EXERCISE DATA Start Marker

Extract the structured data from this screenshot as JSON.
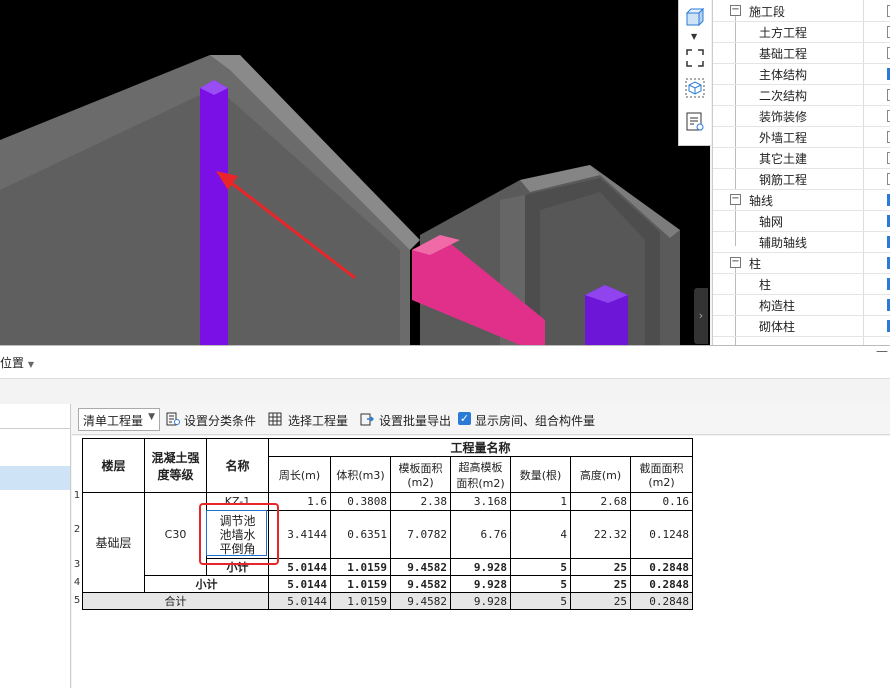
{
  "tree": {
    "items": [
      {
        "label": "施工段",
        "level": 0,
        "expanded": true,
        "checked": false
      },
      {
        "label": "土方工程",
        "level": 1,
        "checked": false
      },
      {
        "label": "基础工程",
        "level": 1,
        "checked": false
      },
      {
        "label": "主体结构",
        "level": 1,
        "checked": true
      },
      {
        "label": "二次结构",
        "level": 1,
        "checked": false
      },
      {
        "label": "装饰装修",
        "level": 1,
        "checked": false
      },
      {
        "label": "外墙工程",
        "level": 1,
        "checked": false
      },
      {
        "label": "其它土建",
        "level": 1,
        "checked": false
      },
      {
        "label": "钢筋工程",
        "level": 1,
        "checked": false
      },
      {
        "label": "轴线",
        "level": 0,
        "expanded": true,
        "checked": true
      },
      {
        "label": "轴网",
        "level": 1,
        "checked": true
      },
      {
        "label": "辅助轴线",
        "level": 1,
        "checked": true
      },
      {
        "label": "柱",
        "level": 0,
        "expanded": true,
        "checked": true
      },
      {
        "label": "柱",
        "level": 1,
        "checked": true
      },
      {
        "label": "构造柱",
        "level": 1,
        "checked": true
      },
      {
        "label": "砌体柱",
        "level": 1,
        "checked": true
      }
    ],
    "expand_symbol": "−"
  },
  "splitter": {
    "position_label": "位置",
    "minimize_glyph": "—"
  },
  "toolbar": {
    "dropdown_value": "清单工程量",
    "set_category": "设置分类条件",
    "select_quantity": "选择工程量",
    "batch_export": "设置批量导出",
    "show_rooms": "显示房间、组合构件量",
    "show_rooms_checked": true
  },
  "table": {
    "headers": {
      "floor": "楼层",
      "grade": "混凝土强度等级",
      "name": "名称",
      "group": "工程量名称",
      "cols": [
        "周长(m)",
        "体积(m3)",
        "模板面积(m2)",
        "超高模板面积(m2)",
        "数量(根)",
        "高度(m)",
        "截面面积(m2)"
      ]
    },
    "row_numbers": [
      "1",
      "2",
      "3",
      "4",
      "5"
    ],
    "floor_value": "基础层",
    "grade_value": "C30",
    "rows": [
      {
        "name": "KZ-1",
        "values": [
          "1.6",
          "0.3808",
          "2.38",
          "3.168",
          "1",
          "2.68",
          "0.16"
        ]
      },
      {
        "name": "调节池池墙水平倒角",
        "values": [
          "3.4144",
          "0.6351",
          "7.0782",
          "6.76",
          "4",
          "22.32",
          "0.1248"
        ]
      },
      {
        "name": "小计",
        "values": [
          "5.0144",
          "1.0159",
          "9.4582",
          "9.928",
          "5",
          "25",
          "0.2848"
        ]
      },
      {
        "name": "小计",
        "values": [
          "5.0144",
          "1.0159",
          "9.4582",
          "9.928",
          "5",
          "25",
          "0.2848"
        ]
      },
      {
        "name": "合计",
        "values": [
          "5.0144",
          "1.0159",
          "9.4582",
          "9.928",
          "5",
          "25",
          "0.2848"
        ]
      }
    ]
  },
  "colors": {
    "column_purple": "#7a0fe6",
    "beam_magenta": "#e0308a",
    "arrow_red": "#e8262a",
    "wall_gray": "#6e6e6e"
  }
}
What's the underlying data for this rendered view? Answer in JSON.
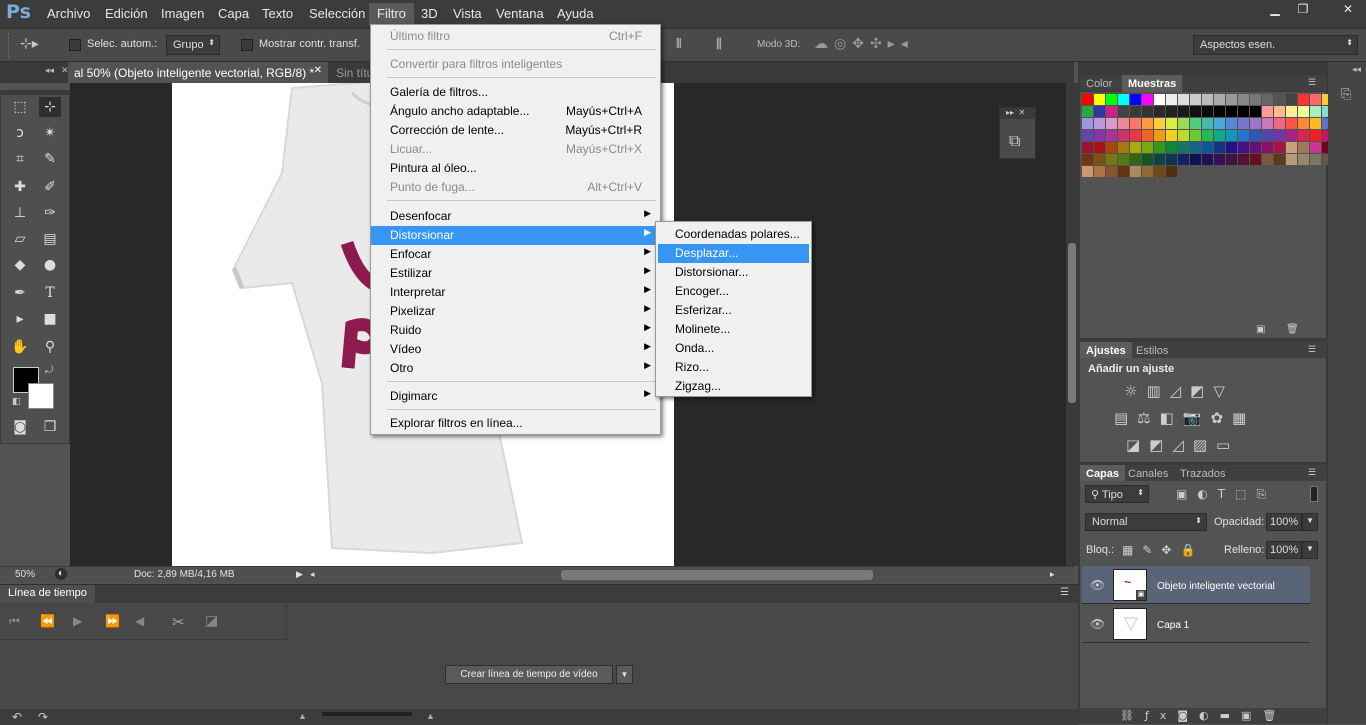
{
  "app": {
    "logo": "Ps"
  },
  "menubar": {
    "items": [
      "Archivo",
      "Edición",
      "Imagen",
      "Capa",
      "Texto",
      "Selección",
      "Filtro",
      "3D",
      "Vista",
      "Ventana",
      "Ayuda"
    ]
  },
  "options": {
    "auto_select_label": "Selec. autom.:",
    "group_value": "Grupo",
    "show_transform_label": "Mostrar contr. transf.",
    "mode3d_label": "Modo 3D:",
    "workspace_value": "Aspectos esen."
  },
  "document": {
    "tab_active": "al 50% (Objeto inteligente vectorial, RGB/8) *",
    "tab_other": "Sin títu",
    "zoom": "50%",
    "doc_info": "Doc: 2,89 MB/4,16 MB"
  },
  "filter_menu": {
    "last_filter": "Último filtro",
    "last_filter_sc": "Ctrl+F",
    "convert_smart": "Convertir para filtros inteligentes",
    "gallery": "Galería de filtros...",
    "wide_angle": "Ángulo ancho adaptable...",
    "wide_angle_sc": "Mayús+Ctrl+A",
    "lens": "Corrección de lente...",
    "lens_sc": "Mayús+Ctrl+R",
    "liquify": "Licuar...",
    "liquify_sc": "Mayús+Ctrl+X",
    "oil": "Pintura al óleo...",
    "vanish": "Punto de fuga...",
    "vanish_sc": "Alt+Ctrl+V",
    "blur": "Desenfocar",
    "distort": "Distorsionar",
    "sharpen": "Enfocar",
    "stylize": "Estilizar",
    "render": "Interpretar",
    "pixelate": "Pixelizar",
    "noise": "Ruido",
    "video": "Vídeo",
    "other": "Otro",
    "digimarc": "Digimarc",
    "browse": "Explorar filtros en línea..."
  },
  "distort_submenu": {
    "items": [
      "Coordenadas polares...",
      "Desplazar...",
      "Distorsionar...",
      "Encoger...",
      "Esferizar...",
      "Molinete...",
      "Onda...",
      "Rizo...",
      "Zigzag..."
    ]
  },
  "timeline": {
    "tab": "Línea de tiempo",
    "create_button": "Crear línea de tiempo de vídeo"
  },
  "swatches_panel": {
    "tab_color": "Color",
    "tab_swatches": "Muestras"
  },
  "adjustments_panel": {
    "tab_adjust": "Ajustes",
    "tab_styles": "Estilos",
    "heading": "Añadir un ajuste"
  },
  "layers_panel": {
    "tab_layers": "Capas",
    "tab_channels": "Canales",
    "tab_paths": "Trazados",
    "filter_kind": "Tipo",
    "blend_mode": "Normal",
    "opacity_label": "Opacidad:",
    "opacity_value": "100%",
    "lock_label": "Bloq.:",
    "fill_label": "Relleno:",
    "fill_value": "100%",
    "layers": [
      "Objeto inteligente vectorial",
      "Capa 1"
    ]
  },
  "colors": {
    "highlight": "#3796f4",
    "menu_bg": "#f0f0f0"
  },
  "swatch_colors": [
    "#ff0000",
    "#ffff00",
    "#00ff00",
    "#00ffff",
    "#0000ff",
    "#ff00ff",
    "#ffffff",
    "#eeeeee",
    "#dddddd",
    "#cccccc",
    "#bbbbbb",
    "#aaaaaa",
    "#999999",
    "#888888",
    "#777777",
    "#666666",
    "#555555",
    "#444444",
    "#ff3333",
    "#ff6666",
    "#ffcc33",
    "#ccff33",
    "#22aa44",
    "#3333aa",
    "#cc2288",
    "#444444",
    "#3a3a3a",
    "#333333",
    "#2a2a2a",
    "#222222",
    "#1a1a1a",
    "#111111",
    "#0a0a0a",
    "#050505",
    "#000000",
    "#000000",
    "#000000",
    "#ff9999",
    "#ffbb88",
    "#ffee99",
    "#eeff99",
    "#aaeebb",
    "#88ddcc",
    "#99ccee",
    "#9999dd",
    "#bb99dd",
    "#dd99cc",
    "#ee8899",
    "#ff7766",
    "#ff9944",
    "#ffcc44",
    "#ddee44",
    "#99dd55",
    "#55cc77",
    "#44bbaa",
    "#44aadd",
    "#5588dd",
    "#7777cc",
    "#9977cc",
    "#cc77bb",
    "#ee6688",
    "#ff5544",
    "#ff8833",
    "#ffbb22",
    "#5577cc",
    "#4455bb",
    "#6644aa",
    "#8833aa",
    "#aa3399",
    "#cc3366",
    "#ee3344",
    "#ee6622",
    "#f09a1a",
    "#f0d020",
    "#bbdd22",
    "#66cc33",
    "#22bb55",
    "#11aa88",
    "#1199bb",
    "#2277cc",
    "#3355bb",
    "#5544aa",
    "#7733aa",
    "#aa2288",
    "#dd2255",
    "#ee2222",
    "#cc1166",
    "#991155",
    "#991133",
    "#aa1111",
    "#aa4411",
    "#aa7711",
    "#aaaa11",
    "#77aa11",
    "#33991a",
    "#118833",
    "#117766",
    "#116688",
    "#115599",
    "#113388",
    "#221188",
    "#441188",
    "#661177",
    "#881166",
    "#aa1144",
    "#c8a07a",
    "#a0785a",
    "#cc3399",
    "#770022",
    "#771111",
    "#773311",
    "#775511",
    "#777711",
    "#557711",
    "#336611",
    "#115522",
    "#114444",
    "#113355",
    "#112266",
    "#111155",
    "#221155",
    "#331155",
    "#441144",
    "#551133",
    "#661122",
    "#7a5a3a",
    "#5a3a1a",
    "#bb9977",
    "#998866",
    "#777766",
    "#665544",
    "#554433",
    "#cc9966",
    "#aa7744",
    "#885533",
    "#663311",
    "#b08860",
    "#906838",
    "#704818",
    "#503010"
  ]
}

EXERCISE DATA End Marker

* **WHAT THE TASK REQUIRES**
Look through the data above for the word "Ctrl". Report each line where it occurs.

* **WRITTEN ANSWER**
    "last_filter_sc": "Ctrl+F",
    "wide_angle_sc": "Mayús+Ctrl+A",
    "lens_sc": "Mayús+Ctrl+R",
    "liquify_sc": "Mayús+Ctrl+X",
    "vanish_sc": "Alt+Ctrl+V",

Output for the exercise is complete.